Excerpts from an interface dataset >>
──────────

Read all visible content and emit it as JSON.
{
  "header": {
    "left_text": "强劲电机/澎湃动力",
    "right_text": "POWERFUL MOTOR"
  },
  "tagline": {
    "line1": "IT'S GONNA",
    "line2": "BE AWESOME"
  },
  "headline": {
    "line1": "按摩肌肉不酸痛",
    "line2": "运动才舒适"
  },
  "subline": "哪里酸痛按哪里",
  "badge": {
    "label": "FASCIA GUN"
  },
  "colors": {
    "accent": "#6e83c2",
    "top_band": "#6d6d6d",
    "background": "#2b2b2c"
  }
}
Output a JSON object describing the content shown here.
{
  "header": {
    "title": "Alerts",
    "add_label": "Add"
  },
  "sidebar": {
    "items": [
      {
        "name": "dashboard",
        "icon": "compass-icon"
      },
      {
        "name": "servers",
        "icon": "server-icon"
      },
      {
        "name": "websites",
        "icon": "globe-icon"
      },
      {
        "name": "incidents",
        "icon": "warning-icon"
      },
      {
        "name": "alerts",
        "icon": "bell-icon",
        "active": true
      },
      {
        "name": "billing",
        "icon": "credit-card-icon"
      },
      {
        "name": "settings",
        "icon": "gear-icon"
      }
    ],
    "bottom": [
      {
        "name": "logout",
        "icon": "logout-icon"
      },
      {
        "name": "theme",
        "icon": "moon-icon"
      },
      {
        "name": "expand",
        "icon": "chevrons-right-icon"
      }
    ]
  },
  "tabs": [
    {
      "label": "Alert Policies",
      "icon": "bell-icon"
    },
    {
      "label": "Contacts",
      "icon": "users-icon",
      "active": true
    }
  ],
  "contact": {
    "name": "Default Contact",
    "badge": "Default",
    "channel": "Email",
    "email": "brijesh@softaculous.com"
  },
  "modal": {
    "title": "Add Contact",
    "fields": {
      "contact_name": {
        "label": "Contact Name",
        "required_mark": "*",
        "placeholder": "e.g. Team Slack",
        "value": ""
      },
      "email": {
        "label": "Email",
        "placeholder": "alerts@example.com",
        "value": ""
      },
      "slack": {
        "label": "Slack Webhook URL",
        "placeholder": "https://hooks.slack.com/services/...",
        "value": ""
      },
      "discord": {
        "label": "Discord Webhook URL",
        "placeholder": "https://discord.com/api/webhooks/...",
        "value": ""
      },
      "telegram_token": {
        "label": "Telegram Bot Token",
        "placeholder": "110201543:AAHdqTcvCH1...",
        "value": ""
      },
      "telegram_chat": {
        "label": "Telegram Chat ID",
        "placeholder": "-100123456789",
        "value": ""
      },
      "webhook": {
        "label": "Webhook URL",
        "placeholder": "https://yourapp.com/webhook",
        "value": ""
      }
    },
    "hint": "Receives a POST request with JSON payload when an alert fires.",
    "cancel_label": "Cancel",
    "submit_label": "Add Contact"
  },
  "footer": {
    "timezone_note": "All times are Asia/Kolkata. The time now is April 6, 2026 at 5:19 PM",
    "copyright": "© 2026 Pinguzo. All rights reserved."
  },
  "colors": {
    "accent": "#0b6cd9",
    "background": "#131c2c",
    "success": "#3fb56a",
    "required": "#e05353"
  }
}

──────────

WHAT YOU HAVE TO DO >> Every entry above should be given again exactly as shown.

COMPLETED TASK >>
Read all visible content and emit it as JSON.
{
  "header": {
    "left_text": "强劲电机/澎湃动力",
    "right_text": "POWERFUL MOTOR"
  },
  "tagline": {
    "line1": "IT'S GONNA",
    "line2": "BE AWESOME"
  },
  "headline": {
    "line1": "按摩肌肉不酸痛",
    "line2": "运动才舒适"
  },
  "subline": "哪里酸痛按哪里",
  "badge": {
    "label": "FASCIA GUN"
  },
  "colors": {
    "accent": "#6e83c2",
    "top_band": "#6d6d6d",
    "background": "#2b2b2c"
  }
}
Output a JSON object describing the content shown here.
{
  "header": {
    "title": "Alerts",
    "add_label": "Add"
  },
  "sidebar": {
    "items": [
      {
        "name": "dashboard",
        "icon": "compass-icon"
      },
      {
        "name": "servers",
        "icon": "server-icon"
      },
      {
        "name": "websites",
        "icon": "globe-icon"
      },
      {
        "name": "incidents",
        "icon": "warning-icon"
      },
      {
        "name": "alerts",
        "icon": "bell-icon",
        "active": true
      },
      {
        "name": "billing",
        "icon": "credit-card-icon"
      },
      {
        "name": "settings",
        "icon": "gear-icon"
      }
    ],
    "bottom": [
      {
        "name": "logout",
        "icon": "logout-icon"
      },
      {
        "name": "theme",
        "icon": "moon-icon"
      },
      {
        "name": "expand",
        "icon": "chevrons-right-icon"
      }
    ]
  },
  "tabs": [
    {
      "label": "Alert Policies",
      "icon": "bell-icon"
    },
    {
      "label": "Contacts",
      "icon": "users-icon",
      "active": true
    }
  ],
  "contact": {
    "name": "Default Contact",
    "badge": "Default",
    "channel": "Email",
    "email": "brijesh@softaculous.com"
  },
  "modal": {
    "title": "Add Contact",
    "fields": {
      "contact_name": {
        "label": "Contact Name",
        "required_mark": "*",
        "placeholder": "e.g. Team Slack",
        "value": ""
      },
      "email": {
        "label": "Email",
        "placeholder": "alerts@example.com",
        "value": ""
      },
      "slack": {
        "label": "Slack Webhook URL",
        "placeholder": "https://hooks.slack.com/services/...",
        "value": ""
      },
      "discord": {
        "label": "Discord Webhook URL",
        "placeholder": "https://discord.com/api/webhooks/...",
        "value": ""
      },
      "telegram_token": {
        "label": "Telegram Bot Token",
        "placeholder": "110201543:AAHdqTcvCH1...",
        "value": ""
      },
      "telegram_chat": {
        "label": "Telegram Chat ID",
        "placeholder": "-100123456789",
        "value": ""
      },
      "webhook": {
        "label": "Webhook URL",
        "placeholder": "https://yourapp.com/webhook",
        "value": ""
      }
    },
    "hint": "Receives a POST request with JSON payload when an alert fires.",
    "cancel_label": "Cancel",
    "submit_label": "Add Contact"
  },
  "footer": {
    "timezone_note": "All times are Asia/Kolkata. The time now is April 6, 2026 at 5:19 PM",
    "copyright": "© 2026 Pinguzo. All rights reserved."
  },
  "colors": {
    "accent": "#0b6cd9",
    "background": "#131c2c",
    "success": "#3fb56a",
    "required": "#e05353"
  }
}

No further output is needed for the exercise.